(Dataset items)
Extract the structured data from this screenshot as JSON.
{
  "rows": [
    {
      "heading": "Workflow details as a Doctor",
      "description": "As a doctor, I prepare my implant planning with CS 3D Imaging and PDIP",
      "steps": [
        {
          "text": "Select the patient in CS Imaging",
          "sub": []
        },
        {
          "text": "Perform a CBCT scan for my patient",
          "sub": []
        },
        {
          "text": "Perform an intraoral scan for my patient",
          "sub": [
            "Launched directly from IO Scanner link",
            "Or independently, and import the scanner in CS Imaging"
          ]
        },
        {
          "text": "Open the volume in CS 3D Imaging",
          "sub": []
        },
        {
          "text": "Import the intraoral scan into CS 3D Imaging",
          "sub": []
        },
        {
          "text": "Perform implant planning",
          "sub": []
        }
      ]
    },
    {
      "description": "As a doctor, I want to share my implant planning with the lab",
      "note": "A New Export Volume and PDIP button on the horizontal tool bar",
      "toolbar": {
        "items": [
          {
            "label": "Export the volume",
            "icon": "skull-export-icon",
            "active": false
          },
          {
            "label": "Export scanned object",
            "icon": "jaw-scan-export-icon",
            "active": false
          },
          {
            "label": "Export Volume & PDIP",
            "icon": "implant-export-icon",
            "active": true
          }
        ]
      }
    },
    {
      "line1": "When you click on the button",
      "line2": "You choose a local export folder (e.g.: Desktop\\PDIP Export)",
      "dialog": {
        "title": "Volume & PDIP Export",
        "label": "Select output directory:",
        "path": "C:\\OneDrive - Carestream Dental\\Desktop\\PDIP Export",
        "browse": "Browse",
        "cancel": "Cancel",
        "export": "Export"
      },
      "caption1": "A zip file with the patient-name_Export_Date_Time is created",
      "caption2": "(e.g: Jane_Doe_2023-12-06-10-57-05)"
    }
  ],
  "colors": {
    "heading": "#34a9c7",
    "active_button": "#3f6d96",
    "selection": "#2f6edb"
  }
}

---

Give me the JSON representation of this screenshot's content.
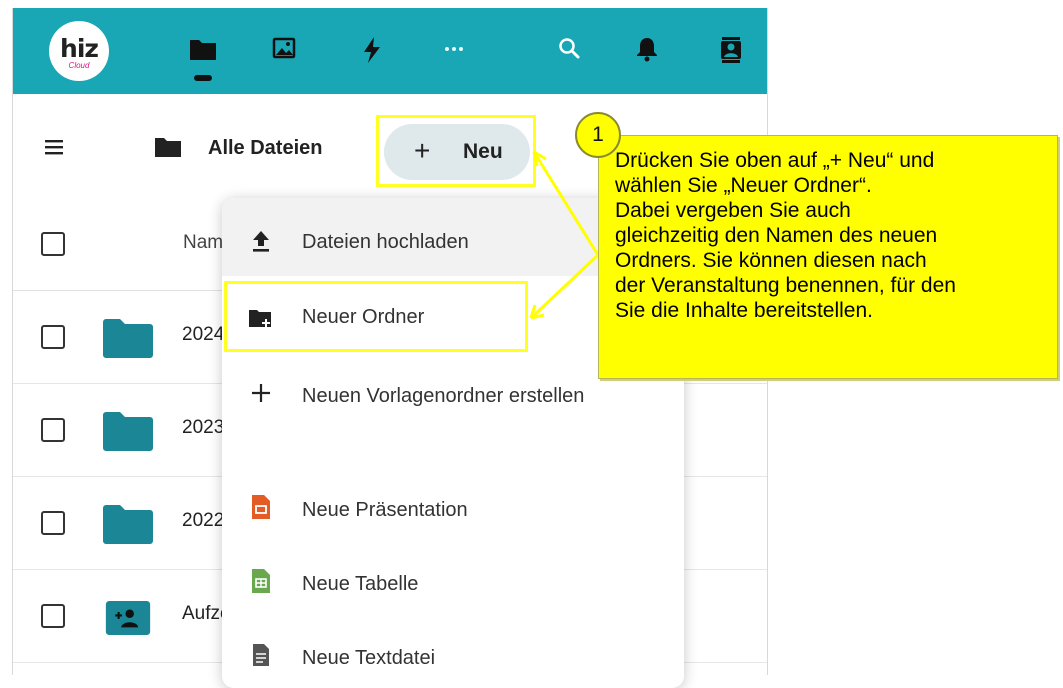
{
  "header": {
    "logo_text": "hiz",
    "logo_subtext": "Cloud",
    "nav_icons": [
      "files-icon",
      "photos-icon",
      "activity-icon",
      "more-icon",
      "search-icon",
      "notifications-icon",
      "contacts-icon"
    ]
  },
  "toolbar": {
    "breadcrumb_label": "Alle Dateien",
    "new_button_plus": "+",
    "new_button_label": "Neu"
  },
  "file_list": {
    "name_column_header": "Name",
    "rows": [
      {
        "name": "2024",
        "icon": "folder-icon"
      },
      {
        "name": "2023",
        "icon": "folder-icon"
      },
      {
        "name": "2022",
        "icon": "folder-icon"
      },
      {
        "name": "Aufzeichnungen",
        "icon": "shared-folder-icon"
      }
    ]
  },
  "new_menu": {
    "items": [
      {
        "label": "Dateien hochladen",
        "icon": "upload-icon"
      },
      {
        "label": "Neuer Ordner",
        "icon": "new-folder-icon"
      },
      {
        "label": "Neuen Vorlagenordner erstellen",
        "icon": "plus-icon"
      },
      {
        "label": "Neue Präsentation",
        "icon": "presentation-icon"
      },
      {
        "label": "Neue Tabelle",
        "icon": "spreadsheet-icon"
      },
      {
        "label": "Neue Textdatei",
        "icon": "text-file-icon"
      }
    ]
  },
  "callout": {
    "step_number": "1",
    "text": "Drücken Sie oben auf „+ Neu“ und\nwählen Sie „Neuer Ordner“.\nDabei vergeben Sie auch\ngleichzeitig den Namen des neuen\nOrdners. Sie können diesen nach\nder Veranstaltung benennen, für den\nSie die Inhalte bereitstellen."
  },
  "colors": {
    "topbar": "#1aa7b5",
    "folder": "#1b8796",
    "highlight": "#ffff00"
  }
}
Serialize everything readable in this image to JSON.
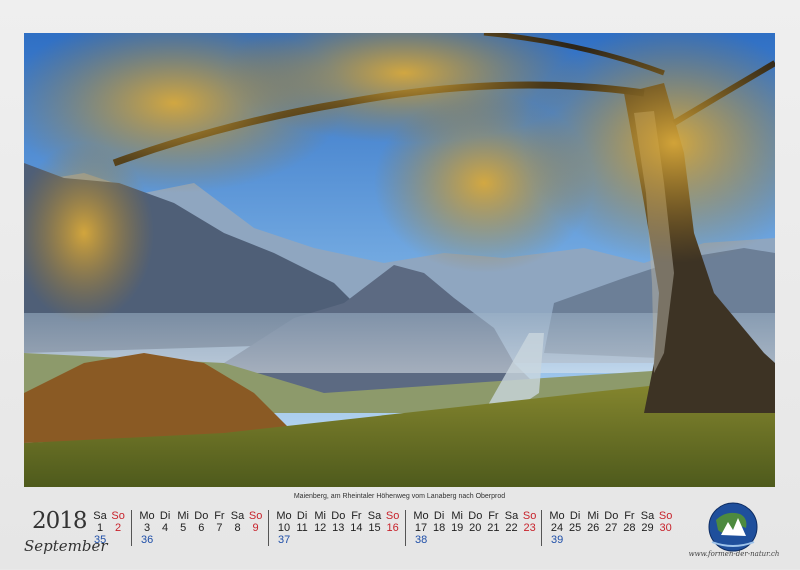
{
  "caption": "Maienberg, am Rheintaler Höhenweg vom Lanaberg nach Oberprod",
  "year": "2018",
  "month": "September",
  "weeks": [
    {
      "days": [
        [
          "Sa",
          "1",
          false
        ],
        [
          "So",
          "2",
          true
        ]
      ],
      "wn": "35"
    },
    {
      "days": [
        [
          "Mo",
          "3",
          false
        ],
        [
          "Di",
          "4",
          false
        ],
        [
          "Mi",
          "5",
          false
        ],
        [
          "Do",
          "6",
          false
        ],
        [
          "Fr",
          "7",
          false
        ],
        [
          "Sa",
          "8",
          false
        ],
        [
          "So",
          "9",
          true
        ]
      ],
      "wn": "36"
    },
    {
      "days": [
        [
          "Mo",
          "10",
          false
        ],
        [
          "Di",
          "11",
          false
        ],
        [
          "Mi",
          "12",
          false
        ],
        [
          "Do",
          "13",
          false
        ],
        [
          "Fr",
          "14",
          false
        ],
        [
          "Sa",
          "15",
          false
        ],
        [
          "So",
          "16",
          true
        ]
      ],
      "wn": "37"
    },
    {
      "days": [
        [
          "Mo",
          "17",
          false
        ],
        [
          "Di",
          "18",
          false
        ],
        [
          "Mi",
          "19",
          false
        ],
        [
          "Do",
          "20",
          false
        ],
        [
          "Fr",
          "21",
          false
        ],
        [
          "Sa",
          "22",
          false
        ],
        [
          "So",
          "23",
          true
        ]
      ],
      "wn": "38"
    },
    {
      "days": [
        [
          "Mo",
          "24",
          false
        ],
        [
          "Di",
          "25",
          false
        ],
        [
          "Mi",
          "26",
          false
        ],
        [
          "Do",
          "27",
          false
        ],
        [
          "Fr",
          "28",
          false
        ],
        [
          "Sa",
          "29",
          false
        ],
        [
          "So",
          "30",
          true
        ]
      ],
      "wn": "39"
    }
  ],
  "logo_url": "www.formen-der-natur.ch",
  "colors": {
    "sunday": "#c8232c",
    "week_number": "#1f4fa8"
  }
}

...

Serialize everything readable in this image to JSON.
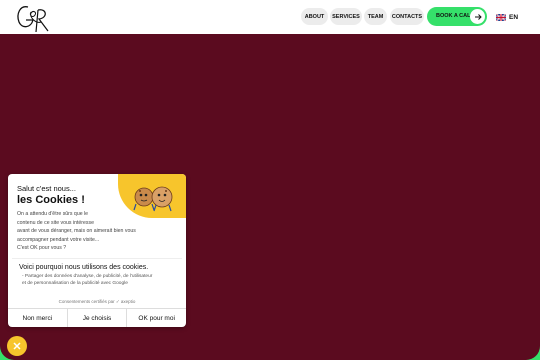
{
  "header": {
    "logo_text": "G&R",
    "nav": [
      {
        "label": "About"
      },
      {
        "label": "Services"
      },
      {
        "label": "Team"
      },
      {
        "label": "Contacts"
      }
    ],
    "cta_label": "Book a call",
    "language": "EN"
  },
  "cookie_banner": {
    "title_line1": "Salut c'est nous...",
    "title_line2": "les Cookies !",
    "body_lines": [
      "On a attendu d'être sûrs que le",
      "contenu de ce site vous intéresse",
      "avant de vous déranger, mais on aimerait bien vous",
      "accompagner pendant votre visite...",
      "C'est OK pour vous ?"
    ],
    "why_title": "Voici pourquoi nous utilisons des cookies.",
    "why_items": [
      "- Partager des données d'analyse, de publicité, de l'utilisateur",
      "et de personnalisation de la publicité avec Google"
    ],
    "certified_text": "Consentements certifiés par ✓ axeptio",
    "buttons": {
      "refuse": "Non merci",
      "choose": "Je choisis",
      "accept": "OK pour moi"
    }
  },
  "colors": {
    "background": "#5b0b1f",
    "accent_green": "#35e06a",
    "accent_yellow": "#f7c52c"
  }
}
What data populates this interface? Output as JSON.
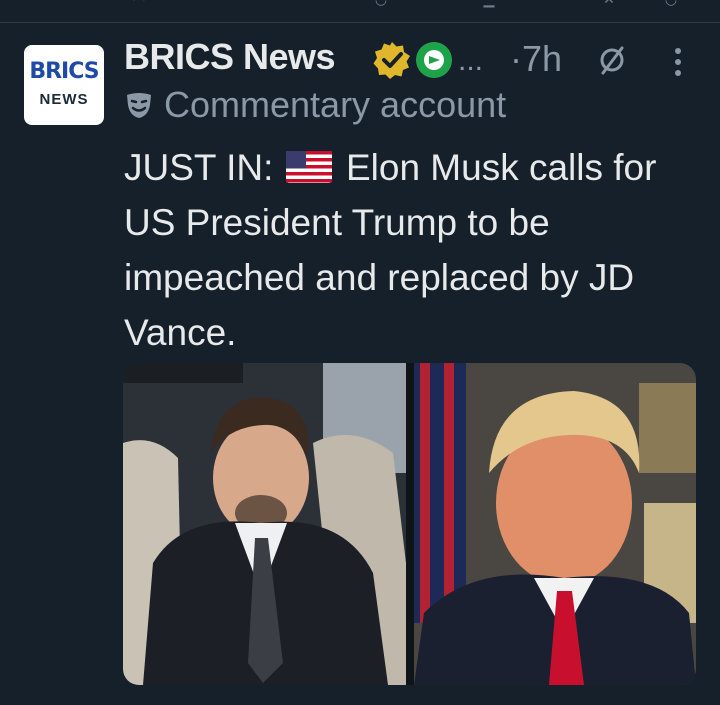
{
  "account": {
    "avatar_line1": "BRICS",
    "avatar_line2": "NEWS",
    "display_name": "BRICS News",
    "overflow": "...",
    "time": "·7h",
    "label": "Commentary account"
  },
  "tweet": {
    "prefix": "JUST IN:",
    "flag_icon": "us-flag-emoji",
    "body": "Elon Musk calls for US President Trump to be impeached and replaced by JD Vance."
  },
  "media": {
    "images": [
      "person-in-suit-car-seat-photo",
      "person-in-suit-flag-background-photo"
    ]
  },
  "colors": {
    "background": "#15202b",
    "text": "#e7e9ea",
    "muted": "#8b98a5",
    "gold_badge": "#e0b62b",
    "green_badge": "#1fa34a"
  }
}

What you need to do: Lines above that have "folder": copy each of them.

Finished exercise:
      "line2": "You choose a local export folder (e.g.: Desktop\\PDIP Export)",
        "icon": "folder-icon"
        "icon": "folder-icon"
        "icon": "folder-icon"
        "icon": "shared-folder-icon"
        "icon": "new-folder-icon"
    "folder": "#1b8796",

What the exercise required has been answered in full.